Perhaps more consequential at the moment are the Democrats' intra-party negotiations over the Bush tax cuts. House leadership is still looking to hold a standalone vote on the tax cuts for income under $250,000. But some in the Senate -- including Chuck Schumer, Bob Menendez, and Claire McCaskill -- are pushing a compromise that would extend $400 billion of the $700 billion in tax cuts for income above $250,000 by extending them for everyone making less than $1,000,000. So those struggling members of the middle class making between $250,001 and $999,999 will get their tax cuts, too, and Democrats will have extended about $3.6 trillion of the $4 trillion in Bush tax cuts, or 90 percent of the total.
If that's the ultimate agreement we see on the Bush tax cuts, it'll be worth taking a moment to appreciate how far Democrats have backslid on this issue since BIll Clinton.
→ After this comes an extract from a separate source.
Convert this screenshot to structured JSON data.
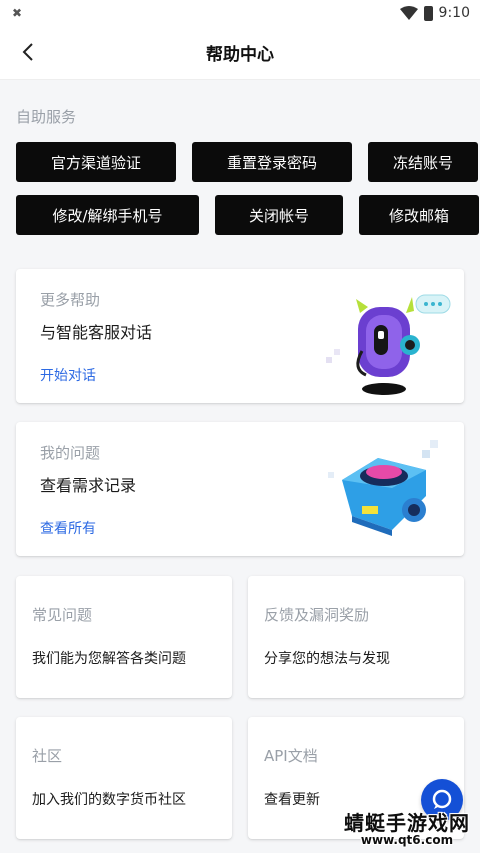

Clinton, of course, raised taxes in the face of large deficits. The Obama campaign, by contrast, swore not to raise taxes on any family making less than $250,000, and Democrats might now effectively raise that to $1,000,000. In setting up the expectation that taxes can't go up for anyone but millionaires, Democrats take most of them off the table. And given that Republicans have no interest in taxes, either, that basically removes them as a tool of fiscal policy going forward.
This is embarrassing. And completely nonsensical.